_PROBLEM DETAILS_
A line belongs in the answer only if it contains the word "Қызыл"; copy every such line from the listing below.

_INFORMATION GIVEN_
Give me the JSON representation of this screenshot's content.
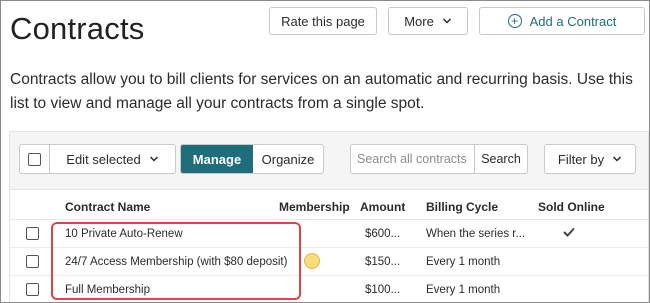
{
  "header": {
    "title": "Contracts",
    "rate_label": "Rate this page",
    "more_label": "More",
    "add_label": "Add a Contract"
  },
  "description": "Contracts allow you to bill clients for services on an automatic and recurring basis. Use this list to view and manage all your contracts from a single spot.",
  "toolbar": {
    "edit_selected_label": "Edit selected",
    "manage_label": "Manage",
    "organize_label": "Organize",
    "search_placeholder": "Search all contracts",
    "search_button_label": "Search",
    "filter_label": "Filter by"
  },
  "table": {
    "columns": [
      "Contract Name",
      "Membership",
      "Amount",
      "Billing Cycle",
      "Sold Online"
    ],
    "rows": [
      {
        "name": "10 Private Auto-Renew",
        "membership_icon": "",
        "amount": "$600...",
        "billing_cycle": "When the series r...",
        "sold_online": "check-icon"
      },
      {
        "name": "24/7 Access Membership (with $80 deposit)",
        "membership_icon": "membership-coin-icon",
        "amount": "$150...",
        "billing_cycle": "Every 1 month",
        "sold_online": ""
      },
      {
        "name": "Full Membership",
        "membership_icon": "",
        "amount": "$100...",
        "billing_cycle": "Every 1 month",
        "sold_online": ""
      }
    ]
  },
  "colors": {
    "accent": "#1f6d7a",
    "highlight_border": "#e0424b",
    "coin": "#f6de7e"
  }
}
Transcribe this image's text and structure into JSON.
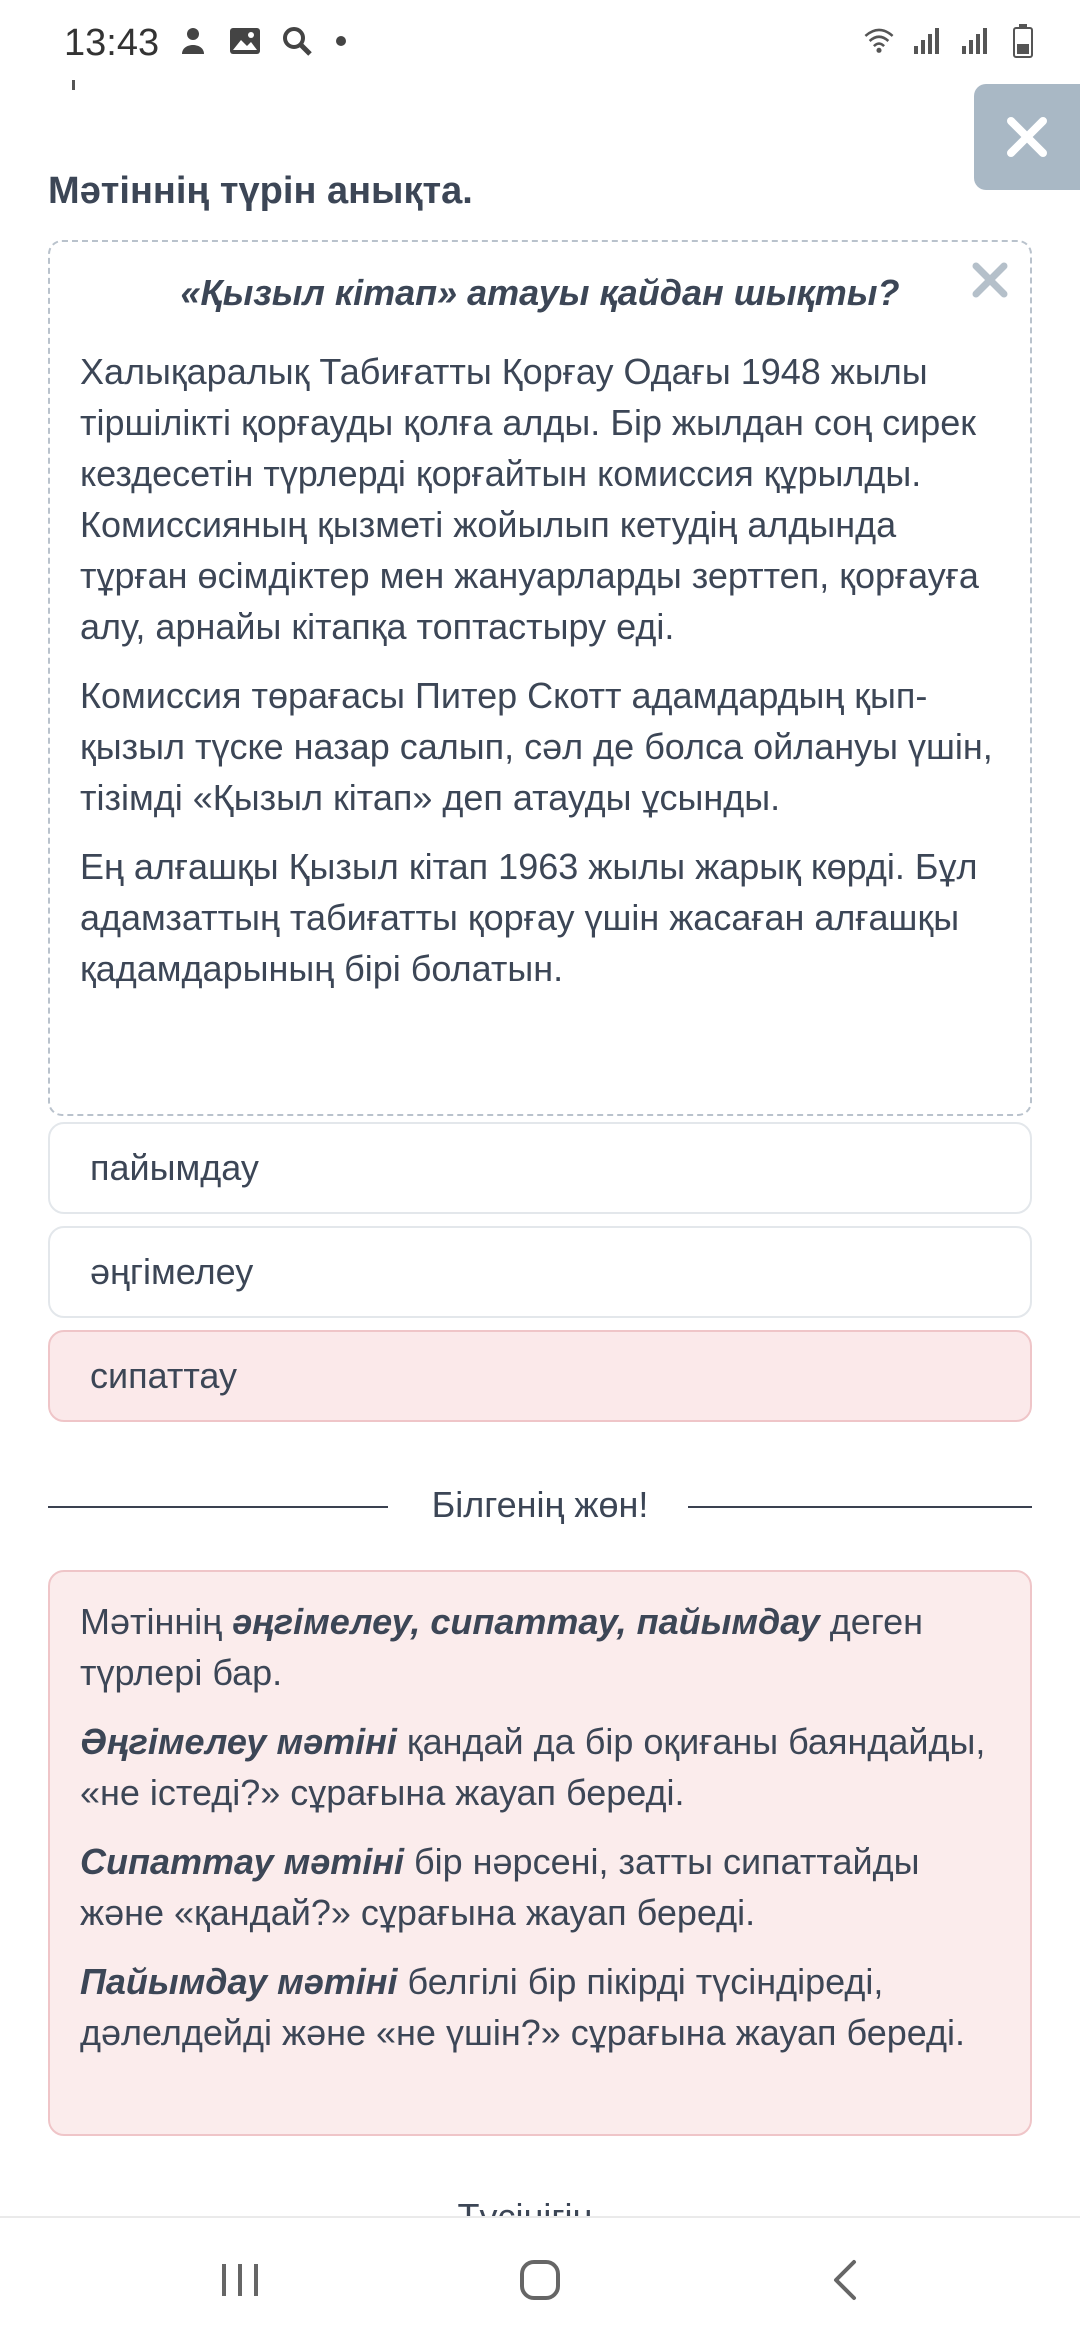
{
  "status_bar": {
    "time": "13:43",
    "left_icons": [
      "person-icon",
      "image-icon",
      "search-icon",
      "dot-icon"
    ],
    "right_icons": [
      "wifi-icon",
      "signal-icon",
      "signal-icon",
      "battery-icon"
    ]
  },
  "question": "Мәтіннің түрін анықта.",
  "text_card": {
    "title": "«Қызыл кітап» атауы қайдан шықты?",
    "paragraphs": [
      "Халықаралық Табиғатты Қорғау Одағы 1948 жылы тіршілікті қорғауды қолға алды. Бір жылдан соң сирек кездесетін түрлерді қорғайтын комиссия құрылды. Комиссияның қызметі жойылып кетудің алдында тұрған өсімдіктер мен жануарларды зерттеп, қорғауға алу, арнайы кітапқа топтастыру еді.",
      "Комиссия төрағасы Питер Скотт адамдардың қып-қызыл түске назар салып, сәл де болса ойлануы үшін, тізімді «Қызыл кітап» деп атауды ұсынды.",
      "Ең алғашқы Қызыл кітап 1963 жылы жарық көрді. Бұл адамзаттың табиғатты қорғау үшін жасаған алғашқы қадамдарының бірі болатын."
    ]
  },
  "options": [
    {
      "label": "пайымдау",
      "state": "default"
    },
    {
      "label": "әңгімелеу",
      "state": "default"
    },
    {
      "label": "сипаттау",
      "state": "wrong"
    }
  ],
  "divider_label": "Білгенің жөн!",
  "info": {
    "p1_pre": "Мәтіннің ",
    "p1_bold": "әңгімелеу, сипаттау, пайымдау",
    "p1_post": " деген түрлері бар.",
    "p2_bold": "Әңгімелеу мәтіні",
    "p2_rest": " қандай да бір оқиғаны баяндайды, «не істеді?» сұрағына жауап береді.",
    "p3_bold": "Сипаттау мәтіні",
    "p3_rest": " бір нәрсені, затты сипаттайды және «қандай?» сұрағына жауап береді.",
    "p4_bold": "Пайымдау мәтіні",
    "p4_rest": " белгілі бір пікірді түсіндіреді, дәлелдейді және «не үшін?» сұрағына жауап береді."
  },
  "partial_label": "Түсінігін...",
  "colors": {
    "wrong_bg": "#fbe9ea",
    "close_button_bg": "#a9b8c5",
    "text": "#3c4656"
  }
}
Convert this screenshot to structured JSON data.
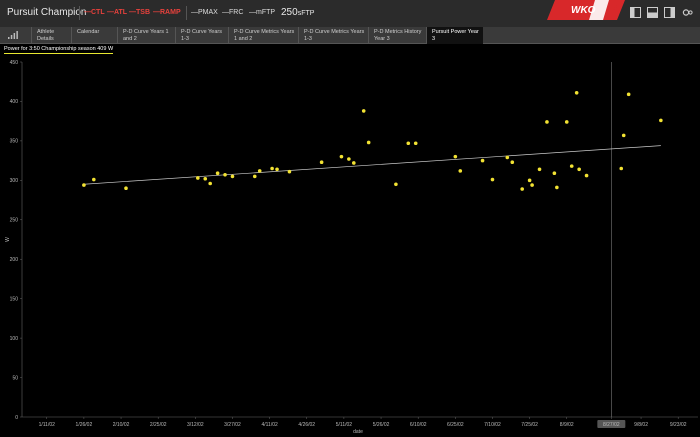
{
  "header": {
    "title": "Pursuit Champion",
    "metrics_red": [
      "CTL",
      "ATL",
      "TSB",
      "RAMP"
    ],
    "metrics_white": [
      "PMAX",
      "FRC",
      "mFTP"
    ],
    "ftp_value": "250",
    "ftp_unit": "sFTP",
    "brand": "WKO",
    "brand_version": "4"
  },
  "tabs": [
    {
      "label": "Athlete Details",
      "active": false
    },
    {
      "label": "Calendar",
      "active": false
    },
    {
      "label": "P-D Curve Years 1 and 2",
      "active": false
    },
    {
      "label": "P-D Curve Years 1-3",
      "active": false
    },
    {
      "label": "P-D Curve Metrics Years 1 and 2",
      "active": false
    },
    {
      "label": "P-D Curve Metrics Years 1-3",
      "active": false
    },
    {
      "label": "P-D Metrics History Year 3",
      "active": false
    },
    {
      "label": "Pursuit Power Year 3",
      "active": true
    }
  ],
  "chart_header": "Power for 3:50   Championship season   409 W",
  "colors": {
    "points": "#f2e233",
    "trend": "#cccccc",
    "accent_red": "#e8413c",
    "cursor": "#777777"
  },
  "chart_data": {
    "type": "scatter",
    "xlabel": "date",
    "ylabel": "W",
    "x_ticks": [
      "1/11/02",
      "1/26/02",
      "2/10/02",
      "2/25/02",
      "3/12/02",
      "3/27/02",
      "4/11/02",
      "4/26/02",
      "5/11/02",
      "5/26/02",
      "6/10/02",
      "6/25/02",
      "7/10/02",
      "7/25/02",
      "8/9/02",
      "8/27/02",
      "9/8/02",
      "9/23/02"
    ],
    "y_ticks": [
      0,
      50,
      100,
      150,
      200,
      250,
      300,
      350,
      400,
      450
    ],
    "ylim": [
      0,
      450
    ],
    "x_range": [
      "1/1/02",
      "9/30/02"
    ],
    "cursor_label": "8/27/02",
    "cursor_x": "8/27/02",
    "trend": {
      "start": [
        "1/26/02",
        295
      ],
      "end": [
        "9/16/02",
        344
      ]
    },
    "points": [
      [
        "1/26/02",
        294
      ],
      [
        "1/30/02",
        301
      ],
      [
        "2/12/02",
        290
      ],
      [
        "3/13/02",
        303
      ],
      [
        "3/16/02",
        302
      ],
      [
        "3/18/02",
        296
      ],
      [
        "3/21/02",
        309
      ],
      [
        "3/24/02",
        307
      ],
      [
        "3/27/02",
        305
      ],
      [
        "4/5/02",
        305
      ],
      [
        "4/7/02",
        312
      ],
      [
        "4/12/02",
        315
      ],
      [
        "4/14/02",
        314
      ],
      [
        "4/19/02",
        311
      ],
      [
        "5/2/02",
        323
      ],
      [
        "5/10/02",
        330
      ],
      [
        "5/13/02",
        327
      ],
      [
        "5/15/02",
        322
      ],
      [
        "5/19/02",
        388
      ],
      [
        "5/21/02",
        348
      ],
      [
        "6/1/02",
        295
      ],
      [
        "6/6/02",
        347
      ],
      [
        "6/9/02",
        347
      ],
      [
        "6/25/02",
        330
      ],
      [
        "6/27/02",
        312
      ],
      [
        "7/6/02",
        325
      ],
      [
        "7/10/02",
        301
      ],
      [
        "7/16/02",
        329
      ],
      [
        "7/18/02",
        323
      ],
      [
        "7/22/02",
        289
      ],
      [
        "7/25/02",
        300
      ],
      [
        "7/26/02",
        294
      ],
      [
        "7/29/02",
        314
      ],
      [
        "8/1/02",
        374
      ],
      [
        "8/4/02",
        309
      ],
      [
        "8/5/02",
        291
      ],
      [
        "8/9/02",
        374
      ],
      [
        "8/11/02",
        318
      ],
      [
        "8/13/02",
        411
      ],
      [
        "8/14/02",
        314
      ],
      [
        "8/17/02",
        306
      ],
      [
        "8/31/02",
        315
      ],
      [
        "9/1/02",
        357
      ],
      [
        "9/3/02",
        409
      ],
      [
        "9/16/02",
        376
      ]
    ]
  }
}
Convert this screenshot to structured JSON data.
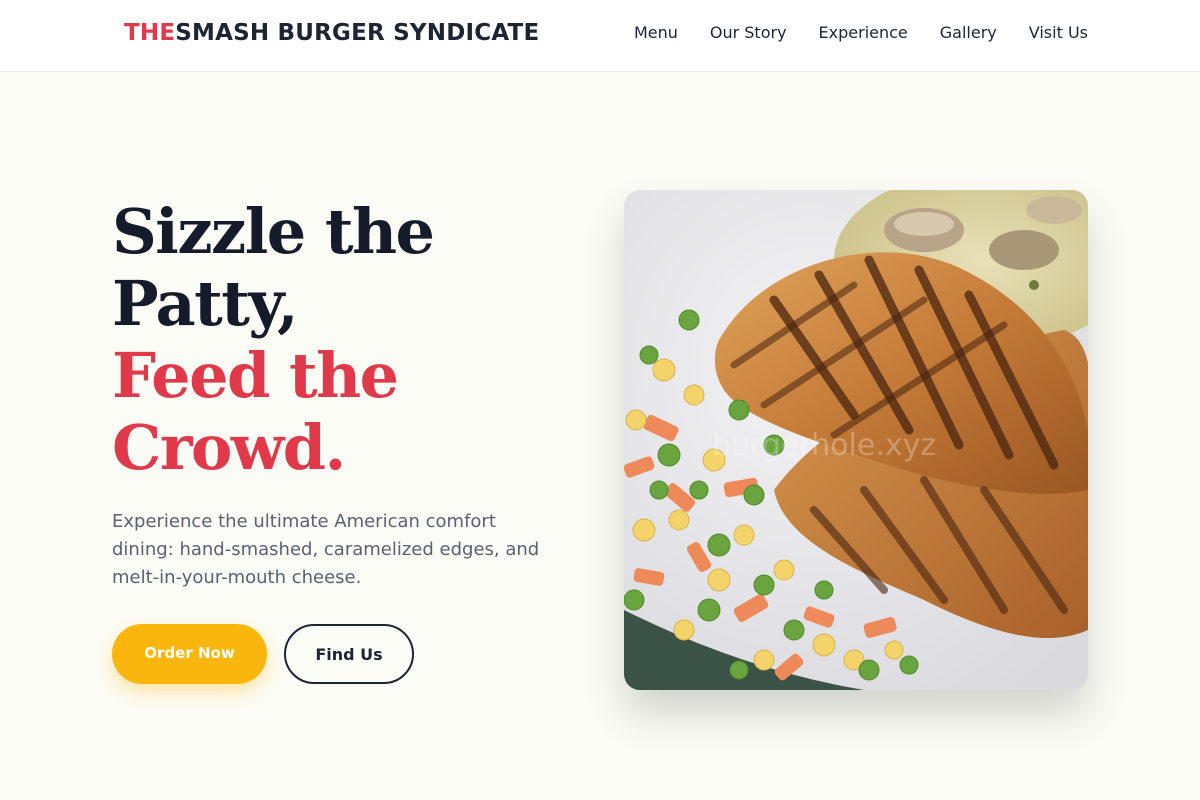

_EXPECTED ANSWER_
    "title": "«Қызыл кітап» атауы қайдан шықты?",
      "Комиссия төрағасы Питер Скотт адамдардың қып-қызыл түске назар салып, сәл де болса ойлануы үшін, тізімді «Қызыл кітап» деп атауды ұсынды.",
      "Ең алғашқы Қызыл кітап 1963 жылы жарық көрді. Бұл адамзаттың табиғатты қорғау үшін жасаған алғашқы қадамдарының бірі болатын."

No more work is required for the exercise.